- total return including cash distributions
- annualized volatility
U.S. stocks are the most important driver of returns in many investor’s portfolios. Therefore, the health of the U.S. stock market is of significant relevance.
The Total Return graph shows the appreciation of an investment in a capitalization-weighted large-cap stock index over the past 10 months, assuming reinvestment of all cash distributions. This return is equivalent to buying and holding such an index, e.g., the S&P 500.
The Drawdown graph shows how much the market declined since its prior highest high. This graph provides investors with an intuitive measure of market risk and potential losses.

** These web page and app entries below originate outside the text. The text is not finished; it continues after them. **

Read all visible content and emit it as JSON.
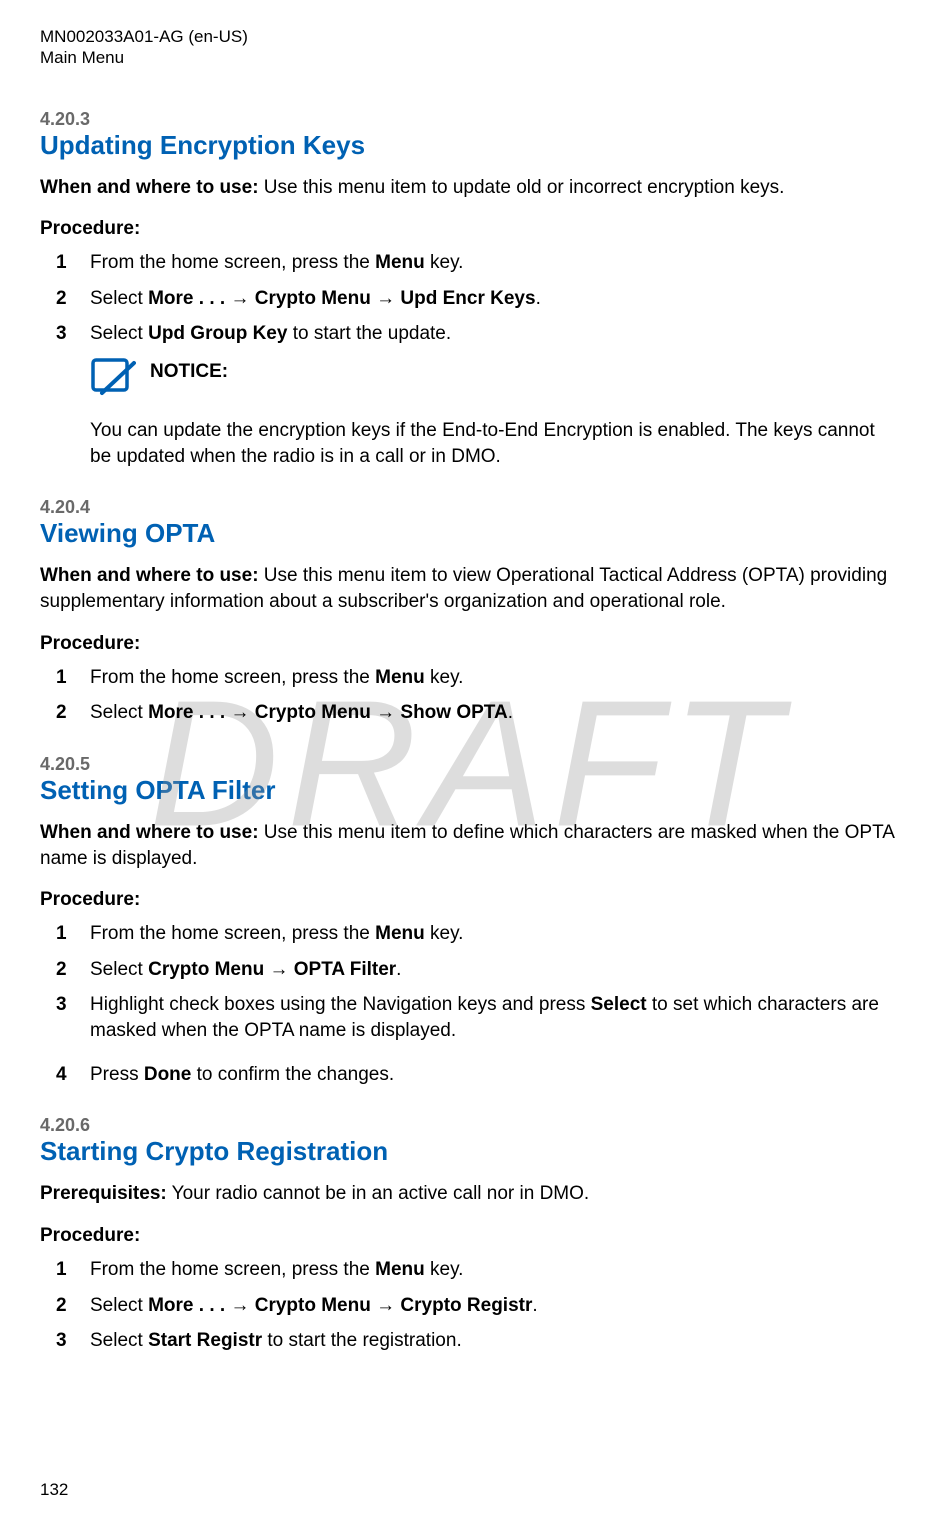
{
  "header": {
    "doc_id": "MN002033A01-AG (en-US)",
    "section": "Main Menu"
  },
  "watermark": "DRAFT",
  "footer": {
    "page_number": "132"
  },
  "sections": [
    {
      "num": "4.20.3",
      "title": "Updating Encryption Keys",
      "when_label": "When and where to use:",
      "when_text": " Use this menu item to update old or incorrect encryption keys.",
      "proc_label": "Procedure:",
      "steps": [
        {
          "n": "1",
          "pre": "From the home screen, press the ",
          "b1": "Menu",
          "post": " key."
        },
        {
          "n": "2",
          "pre": "Select ",
          "b1": "More . . .",
          "mid1": " → ",
          "b2": "Crypto Menu",
          "mid2": " → ",
          "b3": "Upd Encr Keys",
          "post": "."
        },
        {
          "n": "3",
          "pre": "Select ",
          "b1": "Upd Group Key",
          "post": " to start the update."
        }
      ],
      "notice": {
        "label": "NOTICE:",
        "text": "You can update the encryption keys if the End-to-End Encryption is enabled. The keys cannot be updated when the radio is in a call or in DMO."
      }
    },
    {
      "num": "4.20.4",
      "title": "Viewing OPTA",
      "when_label": "When and where to use:",
      "when_text": " Use this menu item to view Operational Tactical Address (OPTA) providing supplementary information about a subscriber's organization and operational role.",
      "proc_label": "Procedure:",
      "steps": [
        {
          "n": "1",
          "pre": "From the home screen, press the ",
          "b1": "Menu",
          "post": " key."
        },
        {
          "n": "2",
          "pre": "Select ",
          "b1": "More . . .",
          "mid1": " → ",
          "b2": "Crypto Menu",
          "mid2": " → ",
          "b3": "Show OPTA",
          "post": "."
        }
      ]
    },
    {
      "num": "4.20.5",
      "title": "Setting OPTA Filter",
      "when_label": "When and where to use:",
      "when_text": " Use this menu item to define which characters are masked when the OPTA name is displayed.",
      "proc_label": "Procedure:",
      "steps": [
        {
          "n": "1",
          "pre": "From the home screen, press the ",
          "b1": "Menu",
          "post": " key."
        },
        {
          "n": "2",
          "pre": "Select ",
          "b1": "Crypto Menu",
          "mid1": " → ",
          "b2": "OPTA Filter",
          "post": "."
        },
        {
          "n": "3",
          "pre": "Highlight check boxes using the Navigation keys and press ",
          "b1": "Select",
          "post": " to set which characters are masked when the OPTA name is displayed."
        },
        {
          "n": "4",
          "pre": "Press ",
          "b1": "Done",
          "post": " to confirm the changes."
        }
      ]
    },
    {
      "num": "4.20.6",
      "title": "Starting Crypto Registration",
      "prereq_label": "Prerequisites:",
      "prereq_text": " Your radio cannot be in an active call nor in DMO.",
      "proc_label": "Procedure:",
      "steps": [
        {
          "n": "1",
          "pre": "From the home screen, press the ",
          "b1": "Menu",
          "post": " key."
        },
        {
          "n": "2",
          "pre": "Select ",
          "b1": "More . . .",
          "mid1": " → ",
          "b2": "Crypto Menu",
          "mid2": " → ",
          "b3": "Crypto Registr",
          "post": "."
        },
        {
          "n": "3",
          "pre": "Select ",
          "b1": "Start Registr",
          "post": " to start the registration."
        }
      ]
    }
  ]
}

The 30-Day Implied Volatility graph shows a measure of annualized market volatility based on the pricing of at-the-money options with 30 days to expiration. This measure is forward-looking and often higher than historical volatility. An example of such an index is the VIX.

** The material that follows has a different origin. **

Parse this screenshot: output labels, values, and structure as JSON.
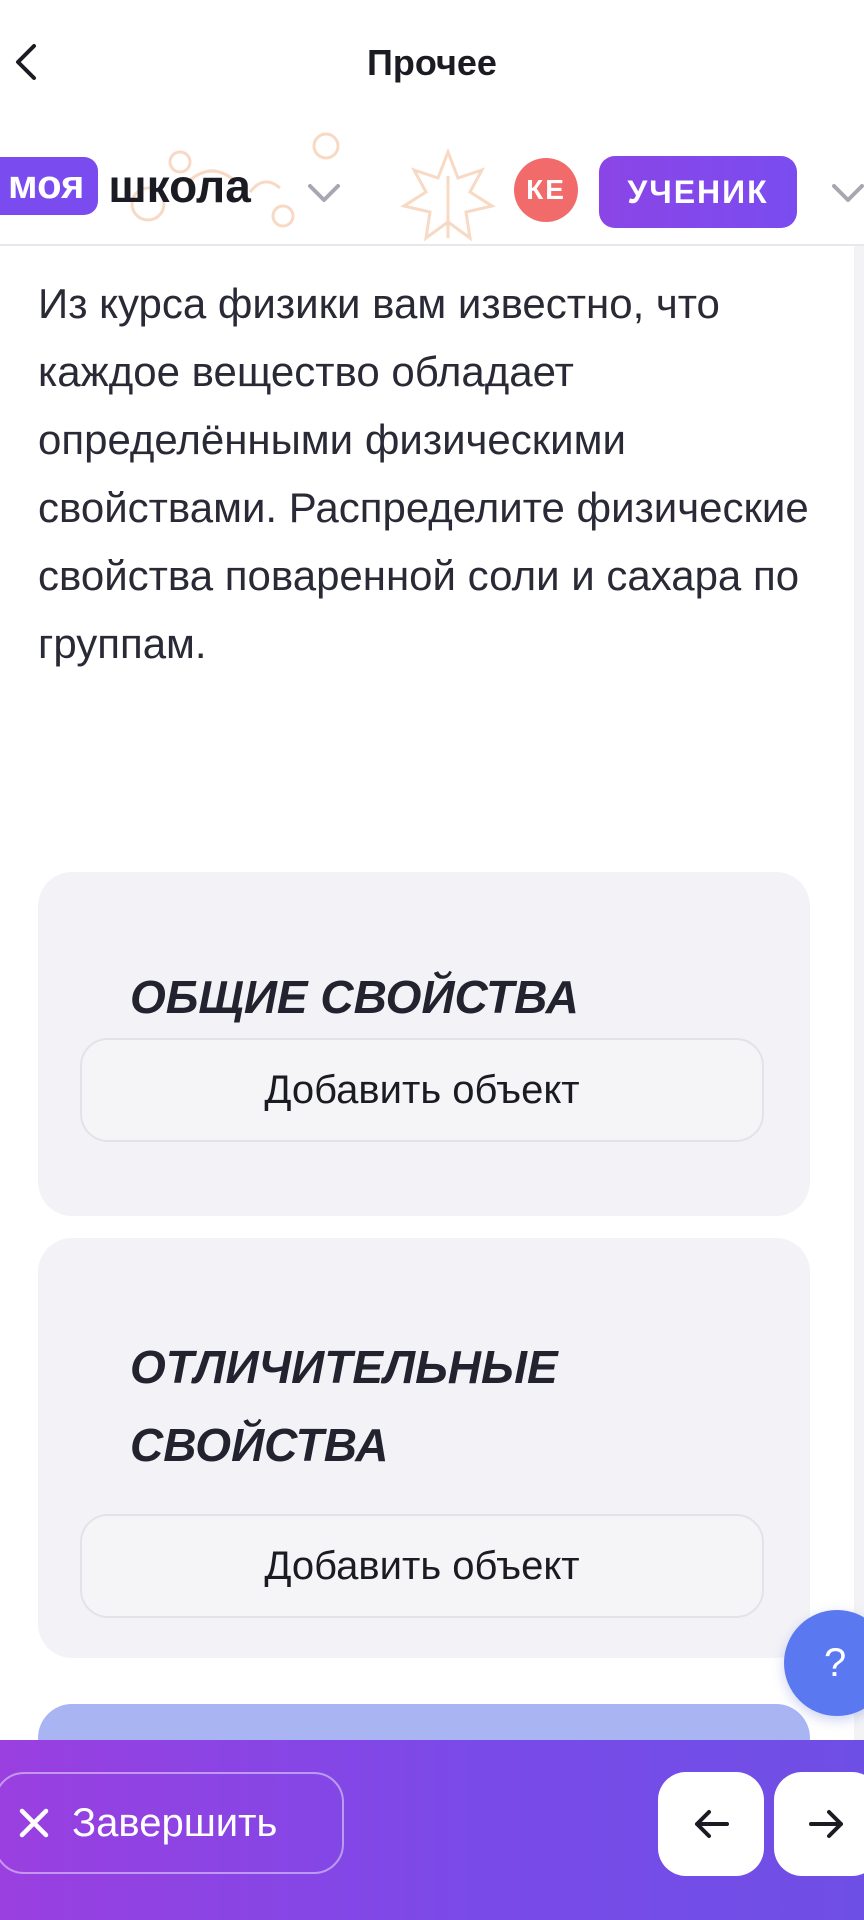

The 1-Year Implied Volatility graph shows a measure of annualized market volatility based on the pricing of at-the-money options with one year to expiration. This measure serves as a useful benchmark for the 30-day implied volatility. Typically, implied volatility increases with longer observed periods and 30-day volatility ranges around 75% of 1-year volatility. However, in times of market fear, the 30-day volatility can reach or even exceed the 1-year volatility, providing investors with a valuable signal for market uncertainty.

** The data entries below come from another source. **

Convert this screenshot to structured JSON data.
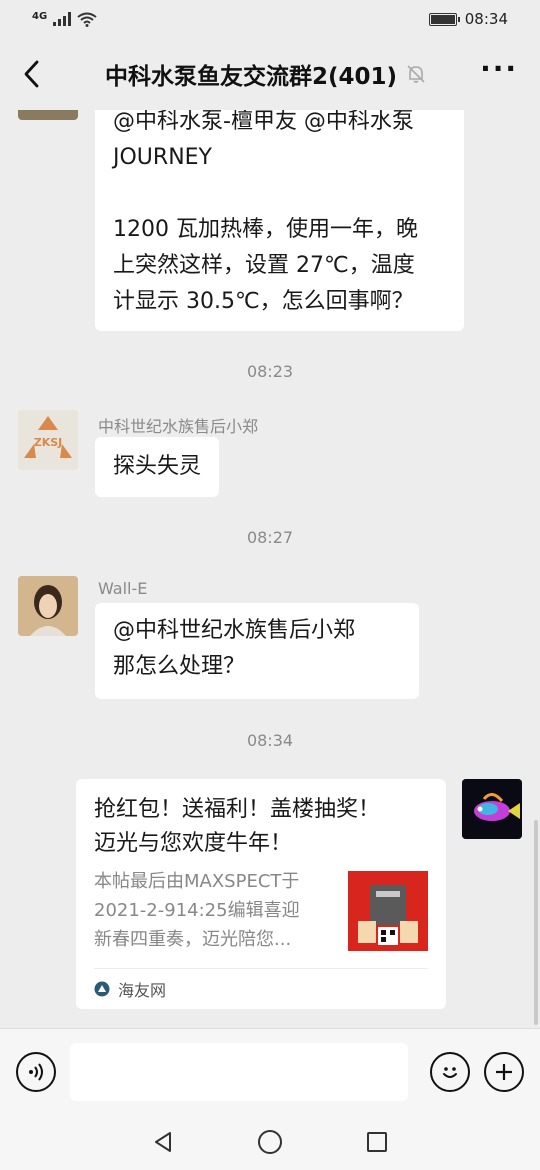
{
  "status_bar": {
    "network": "4G",
    "time": "08:34"
  },
  "header": {
    "title": "中科水泵鱼友交流群2(401)"
  },
  "messages": {
    "m1": {
      "lines": [
        "@中科水泵-檀甲友 @中科水泵",
        "JOURNEY",
        "",
        "1200 瓦加热棒，使用一年，晚",
        "上突然这样，设置 27℃，温度",
        "计显示 30.5℃，怎么回事啊？"
      ]
    },
    "t1": "08:23",
    "m2": {
      "sender": "中科世纪水族售后小郑",
      "avatar_text": "ZKSJ",
      "text": "探头失灵"
    },
    "t2": "08:27",
    "m3": {
      "sender": "Wall-E",
      "lines": [
        "@中科世纪水族售后小郑",
        "那怎么处理？"
      ]
    },
    "t3": "08:34",
    "m4": {
      "title_lines": [
        "抢红包！送福利！盖楼抽奖！",
        "迈光与您欢度牛年！"
      ],
      "desc_lines": [
        "本帖最后由MAXSPECT于",
        "2021-2-914:25编辑喜迎",
        "新春四重奏，迈光陪您..."
      ],
      "source": "海友网"
    }
  },
  "input": {
    "placeholder": ""
  },
  "icons": {
    "back": "chevron-left-icon",
    "mute": "bell-off-icon",
    "more": "more-dots-icon",
    "voice": "voice-icon",
    "emoji": "emoji-icon",
    "plus": "plus-icon",
    "nav_back": "triangle-back-icon",
    "nav_home": "circle-home-icon",
    "nav_recent": "square-recent-icon"
  }
}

The chart above shows the indexed performance. The table below shows the performance metrics over the past 12-months period: